In the new school year, HEC is offering a new course in financial regulation, aimed at Finance Major and MIF students. We spoke with the man behind it, Jean-Edouard Colliard.

jean edouardHow does one come to teach financial regulation at HEC?







Jean-Edouard Colliard – After studying at the école Normale Supérieure (Ulm), I wrote a thesis on the microeconomics  of financial markets before joining the research department of the European Central Bank in 2012. I had the good fortune of arriving when the banking union was being built: it was thrilling to see its construction from the inside, and to take part in it.
Then I wanted to return to academia. I had already had a chance to teach at HEC during my thesis, and I missed teaching. I also very much wanted to join the HEC Finance department, which is one of the best in Europe in terms of research.

  • Why create a core course on financial regulation at HEC? What are the main themes?

Regulation is like the “traffic rules” of finance: you’re better off knowing it. And it just keeps getting stricter: look at the fines of several billion dollars that American banks just got hit with. The cost of breaking the rules is becoming prohibitive! The demand for employees trained in this expert field is therefore growing within financial institutions but also within companies – because regulation also has an impact on the way that they find financing. HEC wanted to create a new required course on this subject for all Finance Major and MIF students. It consists of 18 hours spread out over 12 class sessions, and was designed to give students a complete and up-to-date panorama of the rules and regulations in force – which are often rather opaque – and to encourage the development of cross-disciplinary thinking about the best way for companies and banks to adapt.

  • How is financial regulation currently evolving?

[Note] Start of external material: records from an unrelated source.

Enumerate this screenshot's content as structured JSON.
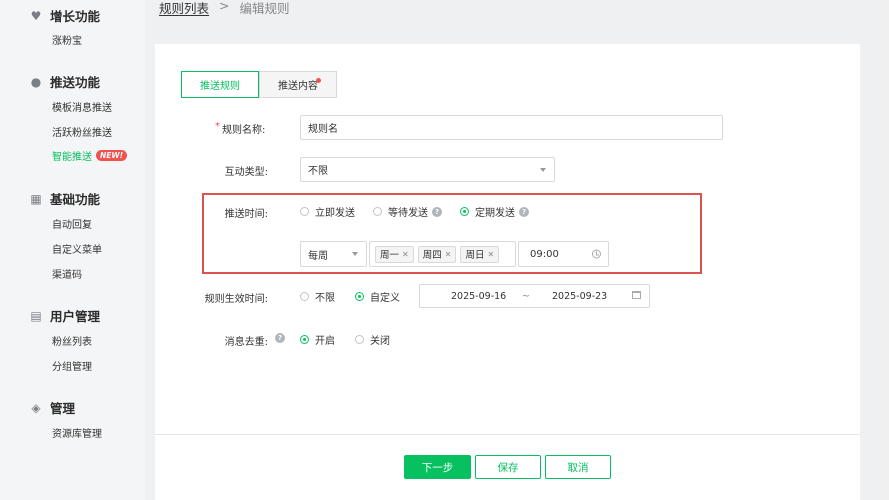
{
  "sidebar": {
    "groups": [
      {
        "title": "增长功能",
        "icon": "heart-icon",
        "items": [
          {
            "label": "涨粉宝"
          }
        ]
      },
      {
        "title": "推送功能",
        "icon": "user-icon",
        "items": [
          {
            "label": "模板消息推送"
          },
          {
            "label": "活跃粉丝推送"
          },
          {
            "label": "智能推送",
            "badge": "NEW!"
          }
        ]
      },
      {
        "title": "基础功能",
        "icon": "grid-icon",
        "items": [
          {
            "label": "自动回复"
          },
          {
            "label": "自定义菜单"
          },
          {
            "label": "渠道码"
          }
        ]
      },
      {
        "title": "用户管理",
        "icon": "document-icon",
        "items": [
          {
            "label": "粉丝列表"
          },
          {
            "label": "分组管理"
          }
        ]
      },
      {
        "title": "管理",
        "icon": "layers-icon",
        "items": [
          {
            "label": "资源库管理"
          }
        ]
      }
    ]
  },
  "breadcrumb": {
    "parent": "规则列表",
    "separator": ">",
    "current": "编辑规则"
  },
  "tabs": [
    {
      "label": "推送规则"
    },
    {
      "label": "推送内容"
    }
  ],
  "form": {
    "name_label": "规则名称:",
    "name_value": "规则名",
    "interaction_label": "互动类型:",
    "interaction_value": "不限",
    "push_time_label": "推送时间:",
    "push_time_options": [
      "立即发送",
      "等待发送",
      "定期发送"
    ],
    "frequency_value": "每周",
    "days": [
      "周一",
      "周四",
      "周日"
    ],
    "time_value": "09:00",
    "validity_label": "规则生效时间:",
    "validity_options": [
      "不限",
      "自定义"
    ],
    "date_start": "2025-09-16",
    "date_sep": "~",
    "date_end": "2025-09-23",
    "dedup_label": "消息去重:",
    "dedup_options": [
      "开启",
      "关闭"
    ]
  },
  "actions": {
    "next": "下一步",
    "save": "保存",
    "cancel": "取消"
  },
  "colors": {
    "accent": "#07c160",
    "highlight_box": "#d9534f",
    "badge": "#ef5350"
  }
}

The trend is the same everywhere. After the financial crisis, there was an increase in monitoring: the Basel III agreements in Europe, the vote on a Banking Union last April, etc. Now that the rules of the game have changed, we are entering into a phase for assimilating and implementing the new regulations. I think that some of them – but not all – could be beneficial for the financial sector, by allowing banking establishments to regain some credibility with customers and investors.